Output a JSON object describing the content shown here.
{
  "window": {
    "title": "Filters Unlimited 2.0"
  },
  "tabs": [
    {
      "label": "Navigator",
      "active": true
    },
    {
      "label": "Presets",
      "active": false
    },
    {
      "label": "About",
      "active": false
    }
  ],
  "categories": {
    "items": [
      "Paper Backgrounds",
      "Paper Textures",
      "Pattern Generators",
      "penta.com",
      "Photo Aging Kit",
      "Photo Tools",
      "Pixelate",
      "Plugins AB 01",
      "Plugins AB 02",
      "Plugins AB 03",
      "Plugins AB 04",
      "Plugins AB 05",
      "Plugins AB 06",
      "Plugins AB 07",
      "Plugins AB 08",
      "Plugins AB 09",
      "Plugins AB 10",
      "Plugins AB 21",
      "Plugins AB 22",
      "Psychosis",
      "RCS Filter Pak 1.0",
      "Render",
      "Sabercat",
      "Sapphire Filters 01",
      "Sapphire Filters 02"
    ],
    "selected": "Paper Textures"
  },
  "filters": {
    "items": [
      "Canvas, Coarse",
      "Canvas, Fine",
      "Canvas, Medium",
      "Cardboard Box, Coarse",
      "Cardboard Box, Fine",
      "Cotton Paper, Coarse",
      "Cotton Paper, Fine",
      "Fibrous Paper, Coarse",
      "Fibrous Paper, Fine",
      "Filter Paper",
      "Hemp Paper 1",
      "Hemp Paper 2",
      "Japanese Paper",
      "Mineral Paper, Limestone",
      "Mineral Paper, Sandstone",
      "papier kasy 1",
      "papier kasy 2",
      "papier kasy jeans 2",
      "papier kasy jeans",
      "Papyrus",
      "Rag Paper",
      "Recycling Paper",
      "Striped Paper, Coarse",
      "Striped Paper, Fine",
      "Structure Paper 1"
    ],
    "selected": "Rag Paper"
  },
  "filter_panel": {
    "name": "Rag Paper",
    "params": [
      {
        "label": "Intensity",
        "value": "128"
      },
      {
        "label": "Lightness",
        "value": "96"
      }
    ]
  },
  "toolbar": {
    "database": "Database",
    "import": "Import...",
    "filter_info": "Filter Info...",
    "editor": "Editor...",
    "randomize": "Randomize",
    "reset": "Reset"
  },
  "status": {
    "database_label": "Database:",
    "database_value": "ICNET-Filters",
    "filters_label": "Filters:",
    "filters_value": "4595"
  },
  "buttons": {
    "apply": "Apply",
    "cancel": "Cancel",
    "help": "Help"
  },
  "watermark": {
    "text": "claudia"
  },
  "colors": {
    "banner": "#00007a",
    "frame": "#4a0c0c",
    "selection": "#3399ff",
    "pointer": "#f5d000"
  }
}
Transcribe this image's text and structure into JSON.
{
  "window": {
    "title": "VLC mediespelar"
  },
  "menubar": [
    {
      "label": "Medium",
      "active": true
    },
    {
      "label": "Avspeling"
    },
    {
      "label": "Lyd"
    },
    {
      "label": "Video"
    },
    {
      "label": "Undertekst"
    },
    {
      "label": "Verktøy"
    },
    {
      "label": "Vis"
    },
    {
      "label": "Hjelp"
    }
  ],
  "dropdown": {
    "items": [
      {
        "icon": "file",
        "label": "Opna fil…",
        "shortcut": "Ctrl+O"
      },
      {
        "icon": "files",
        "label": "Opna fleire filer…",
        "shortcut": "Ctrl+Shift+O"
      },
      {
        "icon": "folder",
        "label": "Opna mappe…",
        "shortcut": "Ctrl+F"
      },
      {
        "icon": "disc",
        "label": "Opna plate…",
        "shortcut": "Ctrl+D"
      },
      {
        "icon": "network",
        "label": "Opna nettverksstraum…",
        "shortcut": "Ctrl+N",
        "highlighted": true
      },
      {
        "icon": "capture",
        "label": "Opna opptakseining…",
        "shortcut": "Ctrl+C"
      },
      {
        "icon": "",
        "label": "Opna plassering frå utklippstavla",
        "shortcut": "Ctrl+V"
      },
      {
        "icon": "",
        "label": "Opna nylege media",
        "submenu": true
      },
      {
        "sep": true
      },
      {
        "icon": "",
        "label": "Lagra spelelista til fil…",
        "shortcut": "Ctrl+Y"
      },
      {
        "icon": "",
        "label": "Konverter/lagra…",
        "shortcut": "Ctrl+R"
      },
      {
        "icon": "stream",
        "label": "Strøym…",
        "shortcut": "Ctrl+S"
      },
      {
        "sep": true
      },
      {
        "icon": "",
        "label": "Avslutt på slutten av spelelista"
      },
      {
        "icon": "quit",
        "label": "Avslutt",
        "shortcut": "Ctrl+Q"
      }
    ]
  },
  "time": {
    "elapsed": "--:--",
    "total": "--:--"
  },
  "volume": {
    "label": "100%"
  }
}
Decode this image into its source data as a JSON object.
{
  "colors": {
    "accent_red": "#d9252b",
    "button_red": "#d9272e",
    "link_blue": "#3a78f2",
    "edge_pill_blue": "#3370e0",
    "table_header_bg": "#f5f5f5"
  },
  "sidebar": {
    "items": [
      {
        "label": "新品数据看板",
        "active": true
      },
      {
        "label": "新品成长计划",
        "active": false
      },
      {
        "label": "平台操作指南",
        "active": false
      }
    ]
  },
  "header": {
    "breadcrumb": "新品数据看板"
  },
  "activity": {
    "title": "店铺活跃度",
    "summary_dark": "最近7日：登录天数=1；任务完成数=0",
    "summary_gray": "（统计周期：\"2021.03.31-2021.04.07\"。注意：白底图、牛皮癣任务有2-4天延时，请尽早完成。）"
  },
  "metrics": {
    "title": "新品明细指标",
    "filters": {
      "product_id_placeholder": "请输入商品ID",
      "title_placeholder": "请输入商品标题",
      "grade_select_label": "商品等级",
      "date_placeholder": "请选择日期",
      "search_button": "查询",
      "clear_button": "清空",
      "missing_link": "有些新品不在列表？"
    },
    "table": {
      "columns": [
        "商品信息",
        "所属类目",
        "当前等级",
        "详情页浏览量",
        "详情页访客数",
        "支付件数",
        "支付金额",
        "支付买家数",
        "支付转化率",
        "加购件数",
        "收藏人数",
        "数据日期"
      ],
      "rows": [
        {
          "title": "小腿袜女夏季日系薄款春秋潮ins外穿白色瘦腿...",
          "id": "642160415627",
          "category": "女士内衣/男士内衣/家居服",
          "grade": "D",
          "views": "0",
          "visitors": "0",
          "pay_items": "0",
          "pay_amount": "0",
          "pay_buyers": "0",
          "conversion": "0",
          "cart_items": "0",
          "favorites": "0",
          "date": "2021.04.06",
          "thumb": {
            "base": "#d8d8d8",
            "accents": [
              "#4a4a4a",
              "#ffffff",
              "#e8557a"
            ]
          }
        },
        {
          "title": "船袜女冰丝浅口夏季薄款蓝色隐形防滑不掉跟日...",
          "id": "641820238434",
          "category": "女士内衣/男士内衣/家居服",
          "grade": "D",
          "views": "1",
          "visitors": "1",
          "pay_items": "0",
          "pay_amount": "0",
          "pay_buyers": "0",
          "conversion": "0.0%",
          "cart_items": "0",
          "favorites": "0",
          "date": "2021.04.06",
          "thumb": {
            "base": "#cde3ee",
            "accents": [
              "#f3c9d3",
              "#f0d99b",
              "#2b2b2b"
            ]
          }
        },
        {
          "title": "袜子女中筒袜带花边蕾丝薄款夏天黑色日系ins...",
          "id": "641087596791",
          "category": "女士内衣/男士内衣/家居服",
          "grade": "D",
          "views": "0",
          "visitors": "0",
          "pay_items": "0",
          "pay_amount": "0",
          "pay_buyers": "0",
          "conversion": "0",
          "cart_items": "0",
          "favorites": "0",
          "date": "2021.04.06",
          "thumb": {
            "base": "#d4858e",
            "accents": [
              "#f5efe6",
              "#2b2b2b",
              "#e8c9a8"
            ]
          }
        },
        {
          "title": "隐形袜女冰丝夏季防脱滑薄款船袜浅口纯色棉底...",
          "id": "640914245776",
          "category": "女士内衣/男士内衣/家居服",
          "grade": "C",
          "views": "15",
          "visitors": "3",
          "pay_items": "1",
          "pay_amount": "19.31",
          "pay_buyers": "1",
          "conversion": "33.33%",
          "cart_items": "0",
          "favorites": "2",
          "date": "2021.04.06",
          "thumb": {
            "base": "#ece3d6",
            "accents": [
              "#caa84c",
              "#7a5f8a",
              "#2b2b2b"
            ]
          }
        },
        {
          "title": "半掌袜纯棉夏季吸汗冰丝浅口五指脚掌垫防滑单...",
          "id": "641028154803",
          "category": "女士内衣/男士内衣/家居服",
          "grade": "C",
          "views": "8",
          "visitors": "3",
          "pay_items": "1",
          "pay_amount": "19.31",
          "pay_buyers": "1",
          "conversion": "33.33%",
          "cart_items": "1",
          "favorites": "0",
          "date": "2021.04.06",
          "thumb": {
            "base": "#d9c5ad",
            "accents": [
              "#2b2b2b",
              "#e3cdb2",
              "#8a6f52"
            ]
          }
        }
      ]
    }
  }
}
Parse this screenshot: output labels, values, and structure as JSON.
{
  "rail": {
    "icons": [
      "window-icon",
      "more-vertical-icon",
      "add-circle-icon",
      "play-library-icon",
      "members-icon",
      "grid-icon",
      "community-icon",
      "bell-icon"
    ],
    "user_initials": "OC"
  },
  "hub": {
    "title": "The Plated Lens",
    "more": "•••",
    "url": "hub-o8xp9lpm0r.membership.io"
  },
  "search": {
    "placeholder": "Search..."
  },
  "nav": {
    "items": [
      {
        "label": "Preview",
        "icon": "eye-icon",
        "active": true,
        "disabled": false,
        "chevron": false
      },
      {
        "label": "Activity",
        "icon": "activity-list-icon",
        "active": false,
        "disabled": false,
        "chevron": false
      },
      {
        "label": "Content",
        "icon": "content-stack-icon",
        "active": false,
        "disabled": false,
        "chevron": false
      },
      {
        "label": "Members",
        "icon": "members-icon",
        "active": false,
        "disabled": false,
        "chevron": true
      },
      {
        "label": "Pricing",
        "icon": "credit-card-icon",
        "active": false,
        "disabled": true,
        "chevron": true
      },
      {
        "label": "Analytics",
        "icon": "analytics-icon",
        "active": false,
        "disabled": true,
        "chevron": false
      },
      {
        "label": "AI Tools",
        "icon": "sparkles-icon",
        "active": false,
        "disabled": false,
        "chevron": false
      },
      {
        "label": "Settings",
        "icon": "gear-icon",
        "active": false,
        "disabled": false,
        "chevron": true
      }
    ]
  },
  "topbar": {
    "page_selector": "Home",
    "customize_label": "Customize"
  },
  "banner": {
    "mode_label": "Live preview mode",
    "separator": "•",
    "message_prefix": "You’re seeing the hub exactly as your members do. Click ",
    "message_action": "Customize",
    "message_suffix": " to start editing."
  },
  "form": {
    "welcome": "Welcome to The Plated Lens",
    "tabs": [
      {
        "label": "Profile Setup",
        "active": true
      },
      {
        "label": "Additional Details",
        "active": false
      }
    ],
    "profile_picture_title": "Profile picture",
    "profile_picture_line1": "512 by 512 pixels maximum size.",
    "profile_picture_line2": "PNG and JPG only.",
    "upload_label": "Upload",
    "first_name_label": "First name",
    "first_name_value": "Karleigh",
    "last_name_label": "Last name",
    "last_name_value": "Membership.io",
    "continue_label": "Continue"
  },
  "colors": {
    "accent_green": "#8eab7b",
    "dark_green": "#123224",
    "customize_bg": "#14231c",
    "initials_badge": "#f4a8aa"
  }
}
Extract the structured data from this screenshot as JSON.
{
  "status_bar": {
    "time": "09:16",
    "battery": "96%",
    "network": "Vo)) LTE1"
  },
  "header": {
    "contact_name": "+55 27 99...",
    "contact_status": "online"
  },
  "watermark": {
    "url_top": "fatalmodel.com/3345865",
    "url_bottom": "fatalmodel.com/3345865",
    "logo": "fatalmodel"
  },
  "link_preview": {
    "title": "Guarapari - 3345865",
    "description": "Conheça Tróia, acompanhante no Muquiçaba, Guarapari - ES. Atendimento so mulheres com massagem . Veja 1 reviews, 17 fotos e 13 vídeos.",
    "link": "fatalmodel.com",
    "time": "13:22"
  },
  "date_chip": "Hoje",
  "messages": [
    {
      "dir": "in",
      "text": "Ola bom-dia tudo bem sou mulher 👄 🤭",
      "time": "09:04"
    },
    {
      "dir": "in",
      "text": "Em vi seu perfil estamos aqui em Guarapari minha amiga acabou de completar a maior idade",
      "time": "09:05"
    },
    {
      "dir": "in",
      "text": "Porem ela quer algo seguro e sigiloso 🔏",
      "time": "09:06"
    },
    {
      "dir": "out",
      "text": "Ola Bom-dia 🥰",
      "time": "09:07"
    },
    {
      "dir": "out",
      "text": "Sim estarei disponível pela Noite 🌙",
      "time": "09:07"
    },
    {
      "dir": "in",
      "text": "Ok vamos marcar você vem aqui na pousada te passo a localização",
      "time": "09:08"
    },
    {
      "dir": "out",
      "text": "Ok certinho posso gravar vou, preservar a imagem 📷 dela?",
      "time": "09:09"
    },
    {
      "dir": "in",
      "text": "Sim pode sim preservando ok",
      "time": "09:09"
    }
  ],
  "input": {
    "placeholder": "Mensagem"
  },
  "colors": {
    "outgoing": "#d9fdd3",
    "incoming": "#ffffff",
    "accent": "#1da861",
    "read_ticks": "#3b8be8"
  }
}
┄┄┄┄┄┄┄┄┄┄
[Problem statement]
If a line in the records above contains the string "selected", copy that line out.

[Exercise response]
    "selected": "Paper Textures"
    "selected": "Rag Paper"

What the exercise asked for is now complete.